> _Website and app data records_
--
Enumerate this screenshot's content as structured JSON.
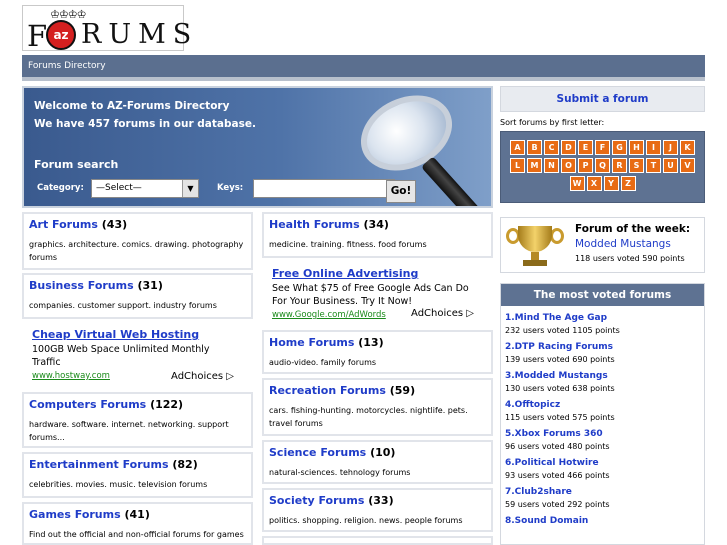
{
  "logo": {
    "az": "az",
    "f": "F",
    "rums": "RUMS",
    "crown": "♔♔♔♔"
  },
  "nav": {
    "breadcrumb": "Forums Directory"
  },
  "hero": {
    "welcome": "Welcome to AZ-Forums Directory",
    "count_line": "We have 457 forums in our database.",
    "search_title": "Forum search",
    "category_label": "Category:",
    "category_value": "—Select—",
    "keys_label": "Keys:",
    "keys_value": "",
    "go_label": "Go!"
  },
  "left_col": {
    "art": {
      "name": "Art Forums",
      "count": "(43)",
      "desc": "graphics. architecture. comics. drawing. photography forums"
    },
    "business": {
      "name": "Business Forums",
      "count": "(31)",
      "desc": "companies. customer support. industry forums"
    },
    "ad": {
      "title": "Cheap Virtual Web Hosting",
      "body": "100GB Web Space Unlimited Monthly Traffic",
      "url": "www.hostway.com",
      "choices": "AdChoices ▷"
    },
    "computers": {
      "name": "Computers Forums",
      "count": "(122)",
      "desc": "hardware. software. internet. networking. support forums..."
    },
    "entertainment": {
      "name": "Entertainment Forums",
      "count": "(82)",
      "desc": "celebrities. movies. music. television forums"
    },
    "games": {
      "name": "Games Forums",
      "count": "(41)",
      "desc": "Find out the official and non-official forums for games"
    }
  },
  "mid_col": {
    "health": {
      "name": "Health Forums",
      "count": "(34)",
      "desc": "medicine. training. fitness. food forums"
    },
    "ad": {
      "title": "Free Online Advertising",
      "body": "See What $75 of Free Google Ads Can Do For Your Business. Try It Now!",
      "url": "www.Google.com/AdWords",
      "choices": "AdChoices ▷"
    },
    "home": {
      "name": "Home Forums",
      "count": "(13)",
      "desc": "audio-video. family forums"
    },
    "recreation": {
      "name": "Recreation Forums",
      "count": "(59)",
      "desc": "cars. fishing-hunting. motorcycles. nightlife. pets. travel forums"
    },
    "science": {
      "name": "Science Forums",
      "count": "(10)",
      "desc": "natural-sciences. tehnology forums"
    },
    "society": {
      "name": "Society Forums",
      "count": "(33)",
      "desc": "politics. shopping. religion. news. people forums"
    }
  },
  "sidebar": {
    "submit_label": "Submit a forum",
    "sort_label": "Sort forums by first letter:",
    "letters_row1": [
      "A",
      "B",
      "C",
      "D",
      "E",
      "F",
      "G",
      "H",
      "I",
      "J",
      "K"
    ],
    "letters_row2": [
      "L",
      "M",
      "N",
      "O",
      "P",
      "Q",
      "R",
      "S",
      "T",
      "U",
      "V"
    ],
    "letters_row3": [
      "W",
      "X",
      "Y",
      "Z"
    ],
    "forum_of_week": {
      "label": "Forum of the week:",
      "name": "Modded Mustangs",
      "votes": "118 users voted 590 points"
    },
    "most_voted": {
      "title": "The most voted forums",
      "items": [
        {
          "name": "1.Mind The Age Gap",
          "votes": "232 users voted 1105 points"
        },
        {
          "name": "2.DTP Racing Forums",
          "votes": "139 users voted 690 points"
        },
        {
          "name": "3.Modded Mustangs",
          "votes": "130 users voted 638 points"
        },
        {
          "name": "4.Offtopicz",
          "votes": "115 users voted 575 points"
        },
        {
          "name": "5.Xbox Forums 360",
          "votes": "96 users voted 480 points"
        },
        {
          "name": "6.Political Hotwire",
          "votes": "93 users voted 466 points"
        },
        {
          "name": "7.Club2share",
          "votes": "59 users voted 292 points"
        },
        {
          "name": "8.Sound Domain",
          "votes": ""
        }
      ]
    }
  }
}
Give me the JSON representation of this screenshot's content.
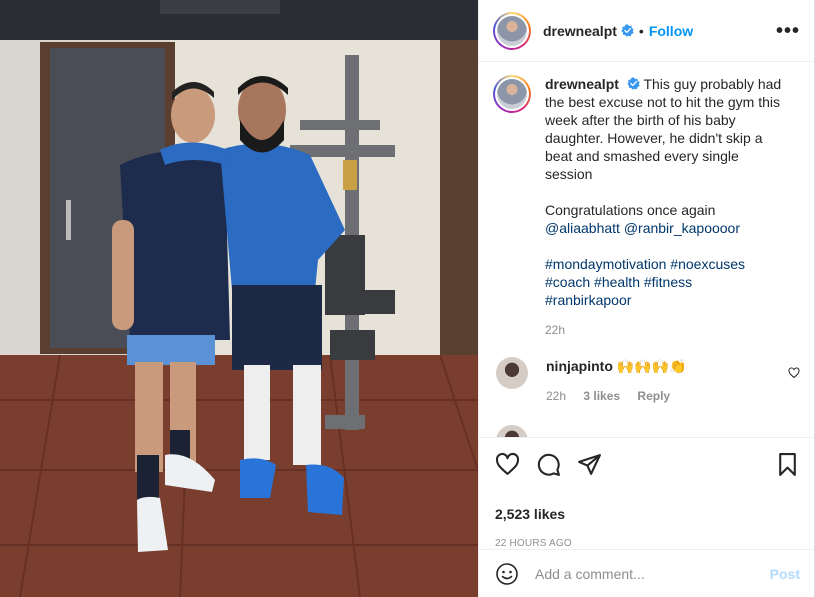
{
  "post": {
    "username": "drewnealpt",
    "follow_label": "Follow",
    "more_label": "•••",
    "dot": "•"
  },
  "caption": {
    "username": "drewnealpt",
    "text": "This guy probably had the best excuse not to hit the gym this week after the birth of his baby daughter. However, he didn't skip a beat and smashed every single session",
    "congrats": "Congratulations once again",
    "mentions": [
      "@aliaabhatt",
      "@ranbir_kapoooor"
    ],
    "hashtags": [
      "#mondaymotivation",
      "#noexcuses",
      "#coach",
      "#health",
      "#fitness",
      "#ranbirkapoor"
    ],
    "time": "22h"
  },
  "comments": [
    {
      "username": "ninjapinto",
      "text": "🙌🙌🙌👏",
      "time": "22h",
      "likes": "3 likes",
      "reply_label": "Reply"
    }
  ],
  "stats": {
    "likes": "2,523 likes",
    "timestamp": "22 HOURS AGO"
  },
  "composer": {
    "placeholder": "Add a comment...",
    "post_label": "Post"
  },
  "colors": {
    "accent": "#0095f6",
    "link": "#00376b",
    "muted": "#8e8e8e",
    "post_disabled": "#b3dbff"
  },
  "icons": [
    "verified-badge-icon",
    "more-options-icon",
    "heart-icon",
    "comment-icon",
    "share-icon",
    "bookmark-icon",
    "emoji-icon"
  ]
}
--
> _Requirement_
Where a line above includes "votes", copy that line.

> _Finished exercise_
      "votes": "118 users voted 590 points"
          "votes": "232 users voted 1105 points"
          "votes": "139 users voted 690 points"
          "votes": "130 users voted 638 points"
          "votes": "115 users voted 575 points"
          "votes": "96 users voted 480 points"
          "votes": "93 users voted 466 points"
          "votes": "59 users voted 292 points"
          "votes": ""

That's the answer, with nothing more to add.